HARLOW (on camera): OK. Take your time.
(voice-over): Her pastor calls her a girl with a servant's heart.
PASTOR MICHAEL WALKER: She's the type of kid that would come in a room and say what can I do to help? You know, how can I give of myself? I mean a young kid, that really can't be taught.
HEATHER, KAYLAN'S MOTHER: She actually was consoling me.
HARLOW (on camera): You were?
HEATHER: And she was telling me that it will be OK.
HARLOW: How has this changed your life?
KAYLAN: There are certain things i can't, like, hear or certain things I can't look at or certain things that I can't do or even wear.
HARLOW: Like what?
KAYLAN: Like the clothes that I wore that night. I don't want to put those on again. Popping sounds. Or, like, banging. If it sounds a certain way. And I can't really look at popcorn.
HARLOW: I know you want to say something to Ashley, the mother of Veronica, the little girl you tried to help.
KAYLAN: All I want right now is to go visit Ashley.
HARLOW (voice-over): Kaylan may not have been physically wounded, but she still bears the scars.
Poppy Harlow, CNN, Aurora, Colorado.

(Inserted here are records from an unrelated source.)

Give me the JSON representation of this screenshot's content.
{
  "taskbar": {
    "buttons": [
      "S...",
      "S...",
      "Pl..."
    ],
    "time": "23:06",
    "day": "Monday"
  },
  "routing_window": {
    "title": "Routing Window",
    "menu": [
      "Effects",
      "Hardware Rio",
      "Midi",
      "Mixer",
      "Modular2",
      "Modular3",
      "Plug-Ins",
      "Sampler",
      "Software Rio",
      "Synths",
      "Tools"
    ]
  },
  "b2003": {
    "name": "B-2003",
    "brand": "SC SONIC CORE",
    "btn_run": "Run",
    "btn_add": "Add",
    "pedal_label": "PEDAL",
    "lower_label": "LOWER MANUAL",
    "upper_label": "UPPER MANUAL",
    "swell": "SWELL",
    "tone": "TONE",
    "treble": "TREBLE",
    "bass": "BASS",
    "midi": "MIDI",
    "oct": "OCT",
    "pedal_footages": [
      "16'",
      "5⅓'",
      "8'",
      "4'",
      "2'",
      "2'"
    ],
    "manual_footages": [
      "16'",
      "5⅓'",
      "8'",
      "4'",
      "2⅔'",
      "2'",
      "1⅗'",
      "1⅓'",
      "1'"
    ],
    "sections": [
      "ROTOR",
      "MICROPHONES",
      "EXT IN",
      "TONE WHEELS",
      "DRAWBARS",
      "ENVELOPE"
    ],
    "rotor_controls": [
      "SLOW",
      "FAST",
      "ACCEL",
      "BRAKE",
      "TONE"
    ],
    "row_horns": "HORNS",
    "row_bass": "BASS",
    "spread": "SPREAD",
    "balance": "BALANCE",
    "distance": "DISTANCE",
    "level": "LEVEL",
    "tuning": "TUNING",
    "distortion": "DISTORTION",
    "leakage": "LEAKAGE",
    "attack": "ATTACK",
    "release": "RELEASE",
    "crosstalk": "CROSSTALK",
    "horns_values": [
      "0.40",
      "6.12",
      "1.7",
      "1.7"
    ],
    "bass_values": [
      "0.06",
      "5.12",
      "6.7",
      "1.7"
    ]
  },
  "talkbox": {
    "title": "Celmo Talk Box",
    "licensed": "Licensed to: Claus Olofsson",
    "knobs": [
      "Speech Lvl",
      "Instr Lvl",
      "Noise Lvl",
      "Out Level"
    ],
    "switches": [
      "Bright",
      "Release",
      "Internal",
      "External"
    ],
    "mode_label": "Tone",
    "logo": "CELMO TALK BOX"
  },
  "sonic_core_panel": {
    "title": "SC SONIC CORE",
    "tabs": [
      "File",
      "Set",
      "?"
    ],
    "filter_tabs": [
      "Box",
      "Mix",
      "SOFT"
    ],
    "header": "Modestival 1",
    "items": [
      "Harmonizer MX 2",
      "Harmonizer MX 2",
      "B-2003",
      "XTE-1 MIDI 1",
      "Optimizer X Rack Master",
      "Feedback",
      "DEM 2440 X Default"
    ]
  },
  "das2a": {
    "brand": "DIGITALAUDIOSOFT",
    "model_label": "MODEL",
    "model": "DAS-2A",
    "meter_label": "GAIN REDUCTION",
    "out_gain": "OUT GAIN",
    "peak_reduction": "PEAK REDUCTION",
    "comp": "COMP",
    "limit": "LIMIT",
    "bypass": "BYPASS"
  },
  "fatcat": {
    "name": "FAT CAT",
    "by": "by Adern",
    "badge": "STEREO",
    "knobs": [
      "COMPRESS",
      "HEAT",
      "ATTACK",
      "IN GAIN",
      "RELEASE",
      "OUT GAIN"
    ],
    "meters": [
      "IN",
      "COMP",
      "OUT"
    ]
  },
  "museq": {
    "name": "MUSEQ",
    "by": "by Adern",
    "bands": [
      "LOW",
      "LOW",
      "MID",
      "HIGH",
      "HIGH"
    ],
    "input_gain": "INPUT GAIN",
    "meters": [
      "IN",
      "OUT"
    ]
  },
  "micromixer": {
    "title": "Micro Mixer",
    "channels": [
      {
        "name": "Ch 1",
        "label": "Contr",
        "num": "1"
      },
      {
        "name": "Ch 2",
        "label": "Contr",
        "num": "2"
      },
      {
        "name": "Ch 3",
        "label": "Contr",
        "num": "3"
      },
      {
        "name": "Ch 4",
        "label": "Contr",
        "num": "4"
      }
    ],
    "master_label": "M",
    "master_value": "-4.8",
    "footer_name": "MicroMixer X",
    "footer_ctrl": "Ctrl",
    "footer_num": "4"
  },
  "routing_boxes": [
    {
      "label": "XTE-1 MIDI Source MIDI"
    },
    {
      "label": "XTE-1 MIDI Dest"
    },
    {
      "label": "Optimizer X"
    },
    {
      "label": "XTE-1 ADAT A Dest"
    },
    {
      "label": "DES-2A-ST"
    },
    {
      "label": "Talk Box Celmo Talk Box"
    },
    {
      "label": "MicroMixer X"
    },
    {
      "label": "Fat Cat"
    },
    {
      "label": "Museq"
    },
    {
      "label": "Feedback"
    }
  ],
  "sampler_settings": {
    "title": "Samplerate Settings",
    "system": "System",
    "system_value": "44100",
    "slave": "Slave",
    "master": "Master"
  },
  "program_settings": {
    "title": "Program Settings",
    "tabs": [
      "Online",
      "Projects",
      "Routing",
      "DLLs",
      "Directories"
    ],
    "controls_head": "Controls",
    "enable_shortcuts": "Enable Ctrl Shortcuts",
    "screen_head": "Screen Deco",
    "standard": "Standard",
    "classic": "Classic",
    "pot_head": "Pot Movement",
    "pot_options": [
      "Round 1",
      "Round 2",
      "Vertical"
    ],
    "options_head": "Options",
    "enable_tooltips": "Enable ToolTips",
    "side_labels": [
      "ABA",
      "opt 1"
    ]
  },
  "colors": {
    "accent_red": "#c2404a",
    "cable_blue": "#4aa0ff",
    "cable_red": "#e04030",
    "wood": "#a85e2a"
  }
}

LEMON: Wow, amazing. Little Kaylan there. And, Deb, so many heroes in this horrific tragedy. So many heroes who we have spoken to and those who managed to live but will live with the scars, the physical and the mental scars here say they don't want to be referred to, Deb - they said they're not victims. They say they are survivors and what we are hearing - it's just over my shoulder - we're told that the suspect in all of this has access to television and to newspapers. We certainly hope he's watching. And if he is found guilty of this, the horrific thing that he is accused of doing, he can hear from the families now.